  • case studies of their application.

The hydrological validation of H SAF products includes:

  • calibration of the rainfall-runoff models (using ground data and watershed conditions and/or H SAF product data);
  • model simulation using ground data (or the equivalent of validated products) as input (in the validation period);
  • model simulation using satellite product as input (in the validation period);
  • comparison of the obtained runoffs with the "measurements" ("observed runoff").

It should be noted that the hydrovalidation of H SAF products is based on comparisons between runoff simulated from product data and observed catchment runoff, which is considered as the "truth" in this type of analysis.

The results of the validation are presented using graphs of observed and simulated runoff (hydrographs - the most convenient method for quick visual inspection of the results) and selected statistical scores - performance measures. The following objectives are considered in product validation:

  • the agreement between simulated and observed runoff;
  • the agreement between the shapes of simulated and observed runoff hydrographs (including timing, rate, and volume of peak flows).

It should be emphasised that the evaluation of H SAF products is primarily conducted using hydrological models. In contrast to product validation, in which the assessment of product performance is based on a direct comparison between the product and ground-based reference measurements, hydrovalidation relies on an "indirect comparison".

Product validation and hydrologic validation philosophy (on an example of precipitation products)

Product validation is a comparison between product values and their reference, ground data; this is a direct comparison between characteristics of the same type (e.g. estimators of precipitation amounts from HSAF products are compared with precipitation estimates from rain gauges or radar rainfall products). On the other hand, hydrological validation assesses HSAF products according to their impact on runoff simulation at the outlet of the test basin; it is based on an indirect comparison between discharges simulated using the product as model input and discharges observed at water gauge stations.

The most commonly used hydrological models accept only specific input data.
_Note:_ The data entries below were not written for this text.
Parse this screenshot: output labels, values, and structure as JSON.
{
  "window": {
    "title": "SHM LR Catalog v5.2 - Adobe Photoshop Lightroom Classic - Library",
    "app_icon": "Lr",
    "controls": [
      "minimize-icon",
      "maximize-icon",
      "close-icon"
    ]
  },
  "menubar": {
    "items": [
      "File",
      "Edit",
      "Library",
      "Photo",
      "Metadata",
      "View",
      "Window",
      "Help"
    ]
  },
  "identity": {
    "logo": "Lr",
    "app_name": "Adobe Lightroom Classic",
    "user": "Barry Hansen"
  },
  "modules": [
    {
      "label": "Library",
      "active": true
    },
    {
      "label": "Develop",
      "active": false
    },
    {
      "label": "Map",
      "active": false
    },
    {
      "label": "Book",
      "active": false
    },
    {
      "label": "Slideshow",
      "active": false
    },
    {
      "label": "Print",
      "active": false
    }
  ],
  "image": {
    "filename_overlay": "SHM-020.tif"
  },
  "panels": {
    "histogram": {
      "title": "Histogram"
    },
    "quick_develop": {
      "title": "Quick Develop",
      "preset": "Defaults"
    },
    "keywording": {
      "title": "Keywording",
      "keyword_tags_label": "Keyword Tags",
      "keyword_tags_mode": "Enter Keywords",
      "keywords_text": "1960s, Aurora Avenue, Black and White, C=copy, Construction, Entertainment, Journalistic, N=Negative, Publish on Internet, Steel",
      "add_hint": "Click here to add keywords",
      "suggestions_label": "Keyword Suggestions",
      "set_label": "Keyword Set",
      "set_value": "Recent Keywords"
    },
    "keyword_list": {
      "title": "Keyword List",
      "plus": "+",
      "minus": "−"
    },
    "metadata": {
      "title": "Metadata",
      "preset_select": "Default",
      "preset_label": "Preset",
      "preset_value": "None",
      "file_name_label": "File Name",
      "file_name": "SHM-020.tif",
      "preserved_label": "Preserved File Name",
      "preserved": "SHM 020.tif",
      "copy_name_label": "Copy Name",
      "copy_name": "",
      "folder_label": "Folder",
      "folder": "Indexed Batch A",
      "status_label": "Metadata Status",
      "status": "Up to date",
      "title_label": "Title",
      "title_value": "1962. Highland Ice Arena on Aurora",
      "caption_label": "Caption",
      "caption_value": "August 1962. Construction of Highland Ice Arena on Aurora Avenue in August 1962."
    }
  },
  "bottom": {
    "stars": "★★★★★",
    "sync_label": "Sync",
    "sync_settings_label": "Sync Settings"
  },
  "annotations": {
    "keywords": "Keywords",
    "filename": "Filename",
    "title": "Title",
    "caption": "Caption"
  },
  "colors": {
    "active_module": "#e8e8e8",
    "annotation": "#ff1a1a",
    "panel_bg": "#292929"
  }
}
From precipitation, snow cover, and soil moisture products, which are subject to hydrological validation, only precipitation products are straightforwardly accepted as time series. Snow cover and soil moisture products need to be assimilated or integrated into the models first.